To Utah Sate University scientists and NASA, space farming doesn’t mean growing the first tomatoes on Mars. However, astronauts who might venture there, and those who live and work in space now, need more than Tang to keep them going. They will be eating food grown aboard their spacecraft, some of it developed at Utah State University’s Crop Physiology Laboratory with funding from NASA and the Utah Agricultural Experiment Station.
USU-Apogee wheat is the first crop developed specifically to grow in space where the light “sun” can shine 24 hours, where roots never touch soil, and room to grow is at a premium. USU-Apogee (named for the point in an orbit farthest from the Earth) was successfully grown aboard the International Space Station from April to June 2003, thriving in the unusual conditions because its seed heads emerge just 23 days after germination and it is only 40 cm (16 inches) tall, about half the height of terrestrial wheat.
During long space missions, crops grown in chambers, like those designed and built at USU’s Space Dynamics Laboratory, can provide food for astronauts, purify water, and recycle carbon dioxide into oxygen. Launching seeds in place of additional packaged food also reduces the weight of supply payloads which reduces launch costs, an important consideration as the duration of NASA missions gets longer and astronauts require more life support. Researchers say that although astronauts don’t actually till earth while they orbit Earth, they may get a psychological boost from tending green, growing plants.

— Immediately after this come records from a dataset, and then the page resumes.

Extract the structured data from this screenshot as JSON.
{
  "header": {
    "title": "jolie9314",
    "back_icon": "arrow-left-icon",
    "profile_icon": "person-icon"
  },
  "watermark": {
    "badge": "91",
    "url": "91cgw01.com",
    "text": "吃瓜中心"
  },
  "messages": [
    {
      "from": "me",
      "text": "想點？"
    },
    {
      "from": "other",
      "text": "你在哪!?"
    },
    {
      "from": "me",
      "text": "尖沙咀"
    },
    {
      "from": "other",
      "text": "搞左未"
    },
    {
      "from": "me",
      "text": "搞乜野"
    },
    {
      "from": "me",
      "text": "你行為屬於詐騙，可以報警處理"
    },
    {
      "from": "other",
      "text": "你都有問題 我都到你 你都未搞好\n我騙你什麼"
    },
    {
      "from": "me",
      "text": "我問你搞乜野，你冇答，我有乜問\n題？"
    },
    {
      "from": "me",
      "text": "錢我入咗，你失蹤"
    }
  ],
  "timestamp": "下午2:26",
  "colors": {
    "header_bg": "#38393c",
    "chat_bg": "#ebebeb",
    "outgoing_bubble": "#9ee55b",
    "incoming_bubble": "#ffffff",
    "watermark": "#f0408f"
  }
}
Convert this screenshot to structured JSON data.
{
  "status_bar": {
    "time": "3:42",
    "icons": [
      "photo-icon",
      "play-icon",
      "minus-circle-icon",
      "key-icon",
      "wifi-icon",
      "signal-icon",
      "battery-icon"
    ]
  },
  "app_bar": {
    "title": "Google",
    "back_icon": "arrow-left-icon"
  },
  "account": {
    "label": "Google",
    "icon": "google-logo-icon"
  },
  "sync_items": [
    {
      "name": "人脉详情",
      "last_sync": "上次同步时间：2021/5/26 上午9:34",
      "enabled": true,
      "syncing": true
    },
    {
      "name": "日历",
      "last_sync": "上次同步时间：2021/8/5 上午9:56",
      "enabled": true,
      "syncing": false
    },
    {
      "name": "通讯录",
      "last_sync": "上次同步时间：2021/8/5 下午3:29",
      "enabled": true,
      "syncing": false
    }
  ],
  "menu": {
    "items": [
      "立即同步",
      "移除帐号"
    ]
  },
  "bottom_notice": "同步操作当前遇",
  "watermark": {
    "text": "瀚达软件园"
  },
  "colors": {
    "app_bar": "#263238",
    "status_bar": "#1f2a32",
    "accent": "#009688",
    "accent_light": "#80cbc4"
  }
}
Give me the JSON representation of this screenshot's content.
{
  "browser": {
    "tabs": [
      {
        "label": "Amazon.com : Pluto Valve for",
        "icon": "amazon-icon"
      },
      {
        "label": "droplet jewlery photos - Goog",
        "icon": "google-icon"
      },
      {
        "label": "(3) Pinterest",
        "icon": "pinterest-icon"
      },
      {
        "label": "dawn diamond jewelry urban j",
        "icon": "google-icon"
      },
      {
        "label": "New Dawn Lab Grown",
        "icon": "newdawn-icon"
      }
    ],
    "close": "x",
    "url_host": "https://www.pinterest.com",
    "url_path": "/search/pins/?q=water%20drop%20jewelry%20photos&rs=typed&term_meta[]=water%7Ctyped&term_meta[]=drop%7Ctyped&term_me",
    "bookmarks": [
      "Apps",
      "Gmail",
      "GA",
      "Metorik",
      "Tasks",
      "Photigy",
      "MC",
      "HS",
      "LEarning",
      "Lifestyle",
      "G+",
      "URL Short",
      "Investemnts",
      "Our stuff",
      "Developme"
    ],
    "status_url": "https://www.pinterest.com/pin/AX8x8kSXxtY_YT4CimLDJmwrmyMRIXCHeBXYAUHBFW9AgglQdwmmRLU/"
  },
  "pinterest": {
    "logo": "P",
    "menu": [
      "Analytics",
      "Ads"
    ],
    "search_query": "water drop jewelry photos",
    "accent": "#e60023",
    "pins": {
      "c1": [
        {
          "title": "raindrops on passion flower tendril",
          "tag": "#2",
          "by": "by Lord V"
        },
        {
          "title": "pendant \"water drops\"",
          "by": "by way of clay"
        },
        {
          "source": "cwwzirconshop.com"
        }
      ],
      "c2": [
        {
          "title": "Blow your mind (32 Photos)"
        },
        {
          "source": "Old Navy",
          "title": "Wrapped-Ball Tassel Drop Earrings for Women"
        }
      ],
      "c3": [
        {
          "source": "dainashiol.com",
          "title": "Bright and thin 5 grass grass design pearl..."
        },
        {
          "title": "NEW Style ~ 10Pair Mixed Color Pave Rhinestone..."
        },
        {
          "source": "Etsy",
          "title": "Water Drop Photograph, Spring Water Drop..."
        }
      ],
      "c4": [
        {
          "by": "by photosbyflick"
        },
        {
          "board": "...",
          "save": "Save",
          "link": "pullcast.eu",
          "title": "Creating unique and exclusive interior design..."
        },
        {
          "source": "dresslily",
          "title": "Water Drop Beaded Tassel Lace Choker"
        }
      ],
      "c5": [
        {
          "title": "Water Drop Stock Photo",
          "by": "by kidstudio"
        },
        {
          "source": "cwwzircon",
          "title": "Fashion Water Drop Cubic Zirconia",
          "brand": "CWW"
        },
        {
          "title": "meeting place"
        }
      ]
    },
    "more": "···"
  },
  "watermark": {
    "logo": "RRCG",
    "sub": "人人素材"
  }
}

Since USU-Apogee’s release, the Crop Physiology Laboratory team, under the direction of Bruce Bugbee, professor in the Department of Plants, Soils and Climate, has developed a related wheat variety, USU-Perigee (named for the point in an orbit closest to the Earth), and has turned its attention to producing and testing other food crops developed specifically to be grown in space. In the near future, astronauts may dine on “space salad” that includes lettuces and Micro-Tina tomatoes tested at USU. Other plant varieties being tested include Super Dwarf rice, Hoyt soybeans, Triton peppers and Earligreen peas.